Quina named interim associate dean of Feinstein Providence campus
Shane Donaldson, 401-874-4894
URI professor taking on new leadership role after 30 years
KINGSTON, R.I. – September 18, 2008 – Kathryn Quina enjoys seeing the students at the University of Rhode Island’s Alan Shawn Feinstein College of Continuing Education work to change their lives. Following the lead of her students, Quina has taken on the role of interim associate dean on the Providence campus.
“With 30 years of higher education experience, a proven leader in her field and a thorough understanding of the Providence campus and our student population, Kat was a natural choice for the position of interim dean,” said John McCray, vice provost for urban programs.
A Scituate resident, Quina officially has been serving in the new capacity since Aug. 17, taking on the role nearly 30 years to the day she joined the URI faculty as a professor of psychology and women’s studies. The students’ passion fuels Quina’s desire for her work.
“I am completely devoted to the mission of the FCCE program,” Quina said. “The people who come here are changing their lives, and to be part of that transition is an honor.
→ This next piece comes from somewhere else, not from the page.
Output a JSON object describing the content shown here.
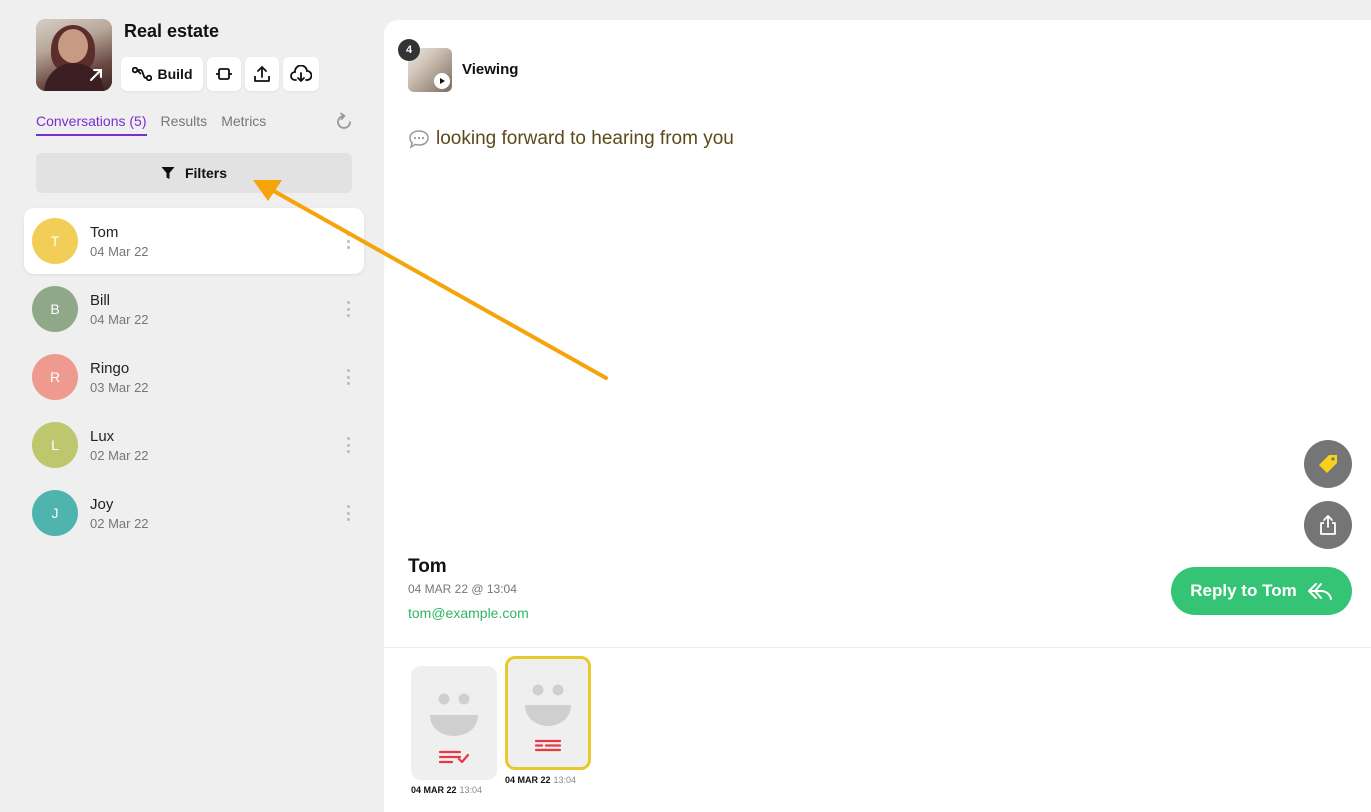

The faculty and staff here share that desire to make it work for the students.”
Quina has long served as the coordinator of the psychology degree program on the Providence campus. She also has been director of the behavioral science graduate program on the Kingston campus. In her new role, she will oversee all academic programs at the Feinstein Providence campus, which offers courses and degree programs to more than 3,000 students.
“I have had to adjust to some new responsibilities, but my philosophy since I first came here is that we are all in this together,” Quina said. “In this environment, everybody is working very closely together. With my background, I understand the needs of the faculty as well as the students. We have had a strong level of communication, which is important.”
During her career at URI, Quina’s research has examined the effects of childhood trauma in its various forms, gender and multicultural influences on human behavior, and the status of women in science and in academia. She also has coauthored or co-edited six books and numerous other publications and is a Fellow of the American Psychological Association.
A past president of the New England Psychological Association, Quina served on the Board of the Rhode Island Psychological Association, and is co-coordinator of the 2009 national conference of the Association for Women in Psychology.
Quina was named Woman of the Year by the Rhode Island Women's Political Caucus and the URI Association for Professional and Academic Women, and received the Faculty Diversity award from the URI Multicultural Center and the Founder’s Award from the Rhode Island Rape Crisis Center (now Day One). Nationally, she received the Christine Ladd Franklin Award for service and the Florence Denmark Mentoring Award from the Association for Women in Psychology.
For information on programs offered at URI’s Feinstein Providence campus, visit www.uri.edu/prov, or call 401.277.5160
URI Department of Communications and Marketing photo by Nora Lewis